3. Cell selection is very important for plant cell culture. However, it is difficult to differentiate the high productive cells from the others because of the colorless chemicals. Nevertheless, cell lines of thyme were visually selected according to color differences. Green and yellow calli contained somewhat more thymol than the nonselected subcultured callus, especially in suspension culture. Visual selection of cells seemed to be effective for the production of secondary metabolites.

4. Finally, under two-layer culture conditions, a large amount of the produced ethanol was trapped in organic solution. It might be concluded that since primitive materials (primary metabolites) necessary for the production of secondary metabolites were metabolized and then trapped as ethanol, an increase in the flavor monoterpenes and sesquiterpenes could not be observed. If two-layer culture had been conducted at the final stage of culture to trap the final products, inhibition of toxic activity might have been possible.

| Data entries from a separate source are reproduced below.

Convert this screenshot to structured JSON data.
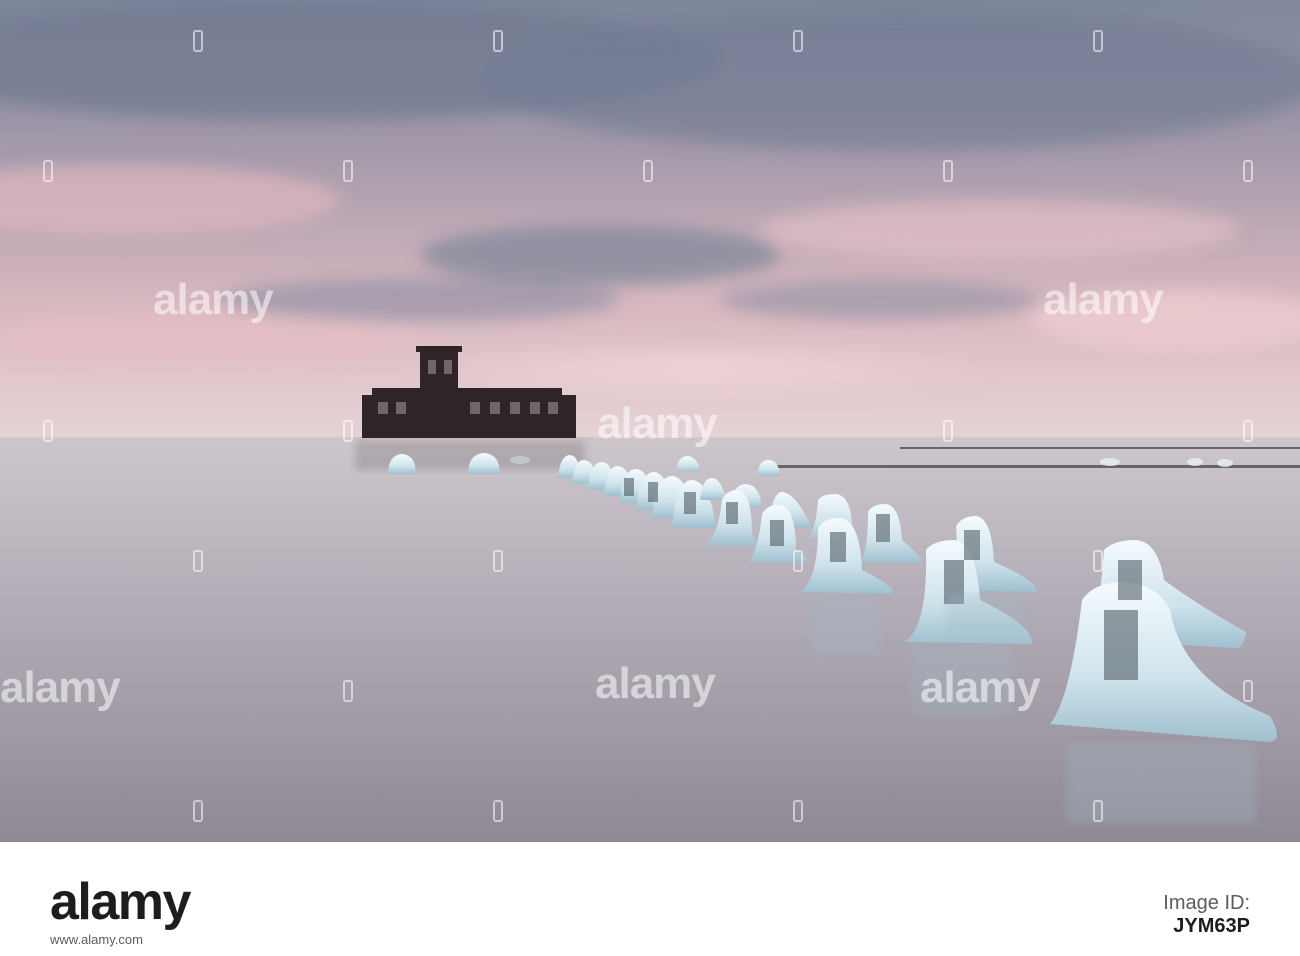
{
  "photo": {
    "watermark_text": "alamy",
    "colors": {
      "sky_top": "#8a93a6",
      "sky_mid": "#d6b8bf",
      "sky_horizon": "#e3cccf",
      "water_top": "#c7bfc6",
      "water_bottom": "#8f8a95",
      "ice": "#eaf4f8",
      "ice_shadow": "#8fb4c6",
      "ruin": "#2e2426"
    }
  },
  "footer": {
    "brand": "alamy",
    "id_label": "Image ID:",
    "image_id": "JYM63P",
    "url": "www.alamy.com"
  }
}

To produce thyme flavors by plant tissue culture, yellow or green cells have to be prepared in suspension culture with MS medium with 1 ppm NAA, 1 ppm kinetin, and 3% sucrose. A combination of two-layer culture and additional precursors might be effective at the final stage, to increase the amount of the secondary metabolites.

H. Tamura, T. Takebayashi, and H. Sugisawa, Medicinal and Aromatic Plants IV